• ASSIGNMENT:
Search term "title": work out how many lines of the data below contain it, and answer with that number alone.

• GIVEN DATA:
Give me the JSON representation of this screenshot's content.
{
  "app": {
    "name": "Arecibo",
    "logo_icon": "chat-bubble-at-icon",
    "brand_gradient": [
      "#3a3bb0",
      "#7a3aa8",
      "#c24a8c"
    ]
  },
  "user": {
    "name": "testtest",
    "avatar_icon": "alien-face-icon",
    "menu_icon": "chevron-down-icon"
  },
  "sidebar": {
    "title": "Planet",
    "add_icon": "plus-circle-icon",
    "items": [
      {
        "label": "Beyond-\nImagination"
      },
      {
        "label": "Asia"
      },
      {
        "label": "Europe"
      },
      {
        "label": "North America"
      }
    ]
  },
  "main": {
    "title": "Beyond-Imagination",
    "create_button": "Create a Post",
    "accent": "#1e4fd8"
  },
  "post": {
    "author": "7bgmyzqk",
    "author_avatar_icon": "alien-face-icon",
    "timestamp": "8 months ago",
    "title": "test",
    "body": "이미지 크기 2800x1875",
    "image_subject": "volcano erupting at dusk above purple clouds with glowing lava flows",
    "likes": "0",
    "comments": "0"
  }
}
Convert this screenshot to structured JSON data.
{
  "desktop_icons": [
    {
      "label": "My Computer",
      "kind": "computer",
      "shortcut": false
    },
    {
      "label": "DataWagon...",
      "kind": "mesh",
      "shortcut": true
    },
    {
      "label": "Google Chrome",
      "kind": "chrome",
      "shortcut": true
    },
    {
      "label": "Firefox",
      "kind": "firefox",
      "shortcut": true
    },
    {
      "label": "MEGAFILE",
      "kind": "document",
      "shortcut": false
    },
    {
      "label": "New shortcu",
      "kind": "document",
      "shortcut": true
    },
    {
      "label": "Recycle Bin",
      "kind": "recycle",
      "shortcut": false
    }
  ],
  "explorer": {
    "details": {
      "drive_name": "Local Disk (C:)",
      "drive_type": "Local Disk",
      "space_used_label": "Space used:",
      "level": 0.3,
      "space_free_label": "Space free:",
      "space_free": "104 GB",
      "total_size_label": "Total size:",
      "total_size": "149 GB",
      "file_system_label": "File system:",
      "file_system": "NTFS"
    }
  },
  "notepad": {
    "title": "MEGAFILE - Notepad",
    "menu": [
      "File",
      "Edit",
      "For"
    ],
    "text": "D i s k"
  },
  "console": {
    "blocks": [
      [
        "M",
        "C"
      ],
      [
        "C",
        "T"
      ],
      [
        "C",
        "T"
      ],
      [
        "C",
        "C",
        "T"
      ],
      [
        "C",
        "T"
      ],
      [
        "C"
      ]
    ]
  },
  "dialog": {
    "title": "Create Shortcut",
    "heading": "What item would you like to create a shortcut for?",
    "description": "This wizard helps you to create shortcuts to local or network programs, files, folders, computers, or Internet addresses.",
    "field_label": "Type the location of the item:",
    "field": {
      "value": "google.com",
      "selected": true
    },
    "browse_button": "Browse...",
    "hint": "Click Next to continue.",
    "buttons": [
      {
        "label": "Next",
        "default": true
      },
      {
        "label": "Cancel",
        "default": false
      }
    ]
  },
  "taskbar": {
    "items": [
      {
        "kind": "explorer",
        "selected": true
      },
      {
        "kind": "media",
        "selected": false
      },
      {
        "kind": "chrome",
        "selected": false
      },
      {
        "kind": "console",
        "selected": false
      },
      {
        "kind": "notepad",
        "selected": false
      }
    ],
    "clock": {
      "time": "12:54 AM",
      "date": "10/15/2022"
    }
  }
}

• PROBLEM SOLUTION:
5